Every line of the following records that includes "Save" should be copied.

*** Opening Exercise materials ***

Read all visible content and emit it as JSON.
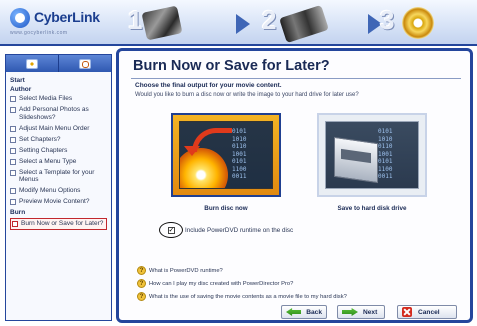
{
  "header": {
    "logo_text": "CyberLink",
    "logo_url": "www.gocyberlink.com",
    "steps": [
      "1",
      "2",
      "3"
    ]
  },
  "sidebar": {
    "sections": [
      {
        "label": "Start"
      },
      {
        "label": "Author"
      },
      {
        "label": "Burn"
      }
    ],
    "author_items": [
      "Select Media Files",
      "Add Personal Photos as Slideshows?",
      "Adjust Main Menu Order",
      "Set Chapters?",
      "Setting Chapters",
      "Select a Menu Type",
      "Select a Template for your Menus",
      "Modify Menu Options",
      "Preview Movie Content?"
    ],
    "burn_items": [
      "Burn Now or Save for Later?"
    ]
  },
  "main": {
    "title": "Burn Now or Save for Later?",
    "subtitle": "Choose the final output for your movie content.",
    "instruction": "Would you like to burn a disc now or write the image to your hard drive for later use?",
    "options": {
      "burn_label": "Burn disc now",
      "save_label": "Save to hard disk drive"
    },
    "include_label": "Include PowerDVD runtime on the disc",
    "include_checked": true,
    "faq": [
      "What is PowerDVD runtime?",
      "How can I play my disc created with PowerDirector Pro?",
      "What is the use of saving the movie contents as a movie file to my hard disk?"
    ],
    "buttons": {
      "back": "Back",
      "next": "Next",
      "cancel": "Cancel"
    }
  },
  "colors": {
    "accent": "#24469c",
    "highlight": "#c1272d",
    "burn_tile": "#f3b324"
  }
}
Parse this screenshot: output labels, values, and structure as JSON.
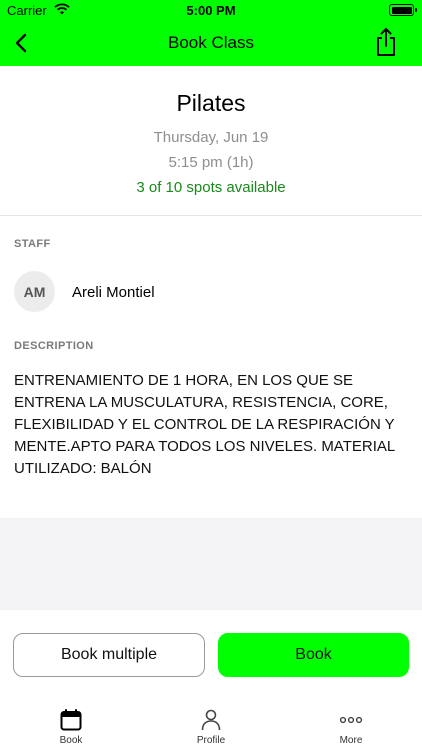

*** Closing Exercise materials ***

■ **Task output**:
      "Burn Now or Save for Later?"
    "title": "Burn Now or Save for Later?",
      "save_label": "Save to hard disk drive"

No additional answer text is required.